Eating these open-faced sandwiches can be tricky for novices. While you may sometimes have slices from a thick loaf of bread, typically the German rolls are already quite tall. When you start to add toppings, you face the danger of a) not being able to fit it politely in your mouth, and b) having the goodies fall off. Watching Tim, I picked up a few tricks. The first is to build your brötchen by bite: if you build the whole surface, you’re more likely to have it slide when you go to pick it up. But if you’re using slices of meat or cheese, you can’t quite do that. That’s where the second pro-tip comes into play—use your fork to hold the surface to the bread while you bite, keeping everything in place without resorting to using your fingers (which is a big no-no in German culture). It also helps squish things down so you can easier manage the height. But do try and avoid putting the two halves together and eating them like a sandwich at the table.
Prior to moving to Germany, I hated breakfast. It always felt like something to rush through so I could get started on my day. But the thing about brötchen is that it takes time to build them. Sure, weekday commuters can purchase pre-stacked rolls at the subway kiosk, but no one does this on the weekends. Everyone seems to delight in the process of brötchen building—selecting the bread, trading halves with someone who has a different roll than you, choosing the layers. Will it be roasted red pepper hummus, a slice of Edam, and chorizo? Or butter, scrambled egg, and cucumber? You chat as you prepare, scoping the table for something you missed, dipping a spoon into this or that jar to taste different flavors.

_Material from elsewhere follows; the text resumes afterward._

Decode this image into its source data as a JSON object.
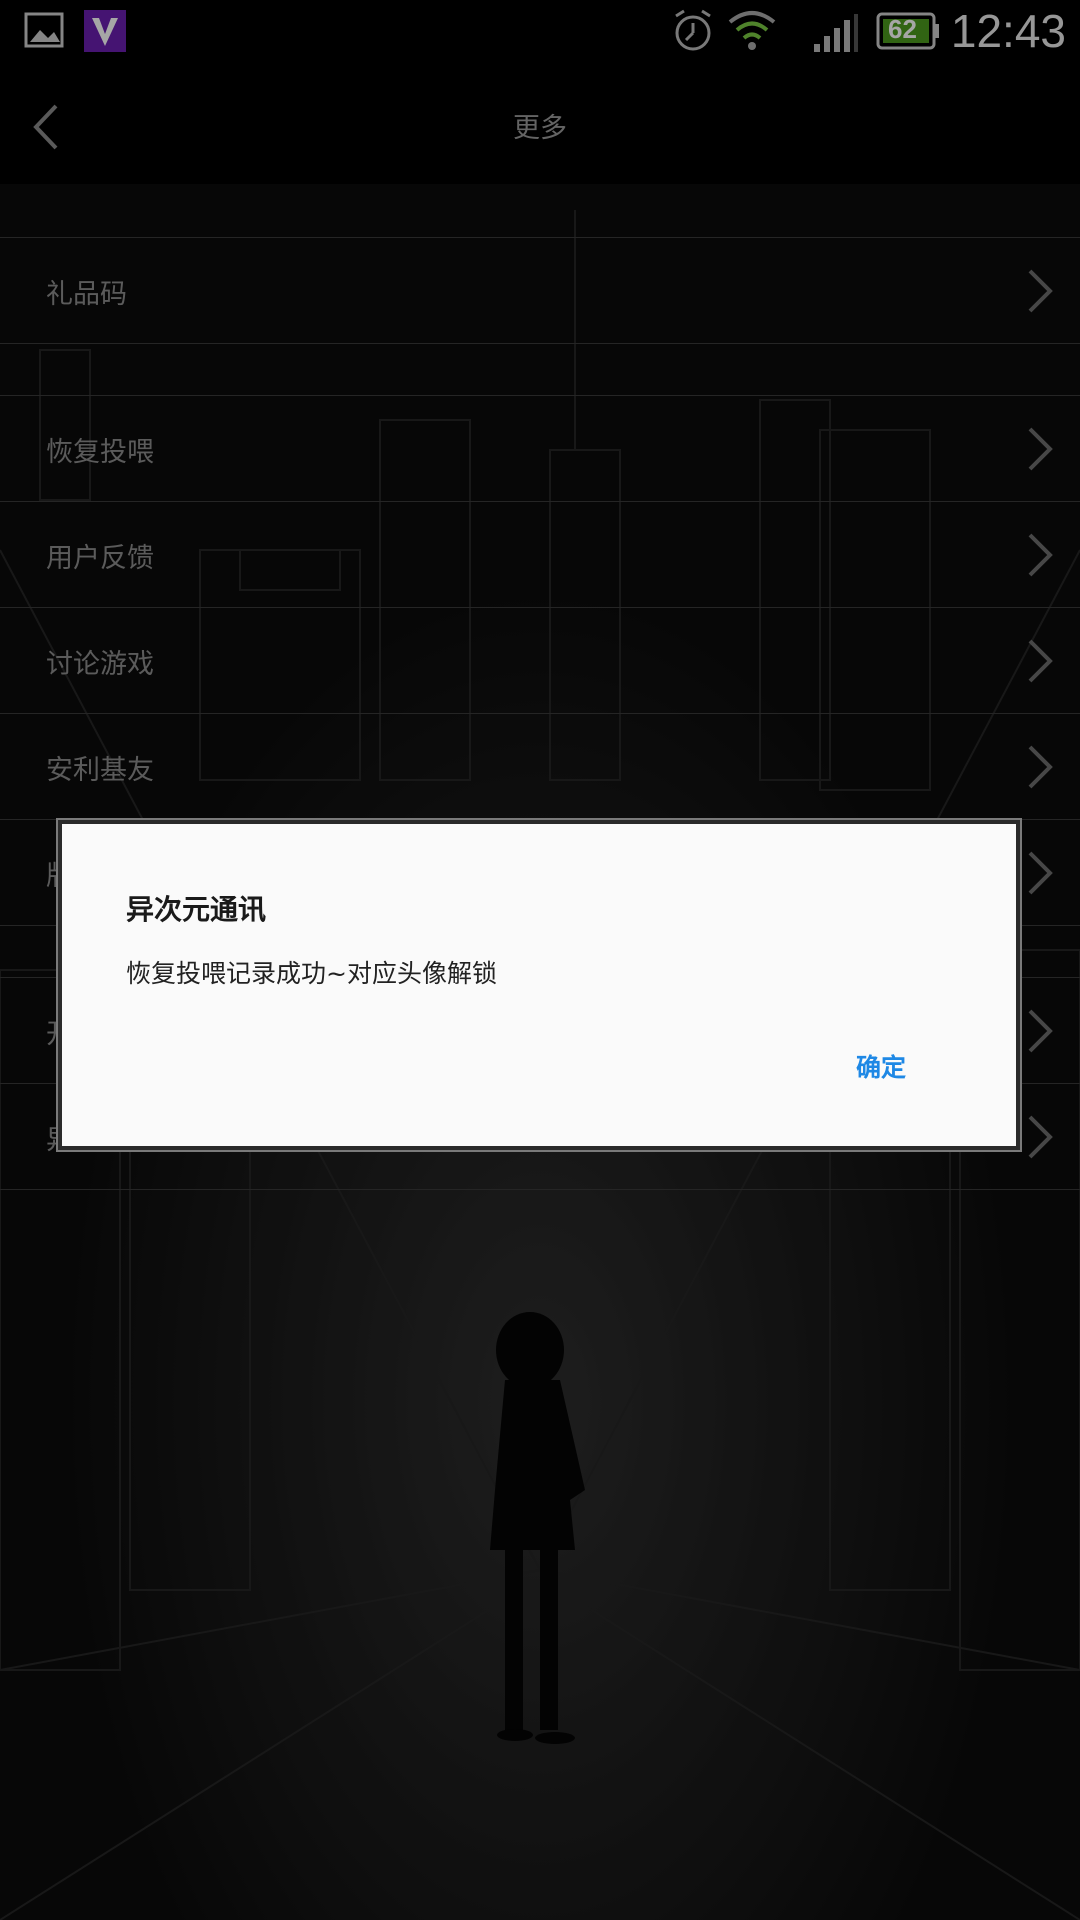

It’s a slow, leisurely process, meant for savoring and enjoying—and the perfect way to start the day, whether you’re lounging at your own expat table, or ordering your hotel breakfast before a day of exploring.
Prompt via The Daily Post.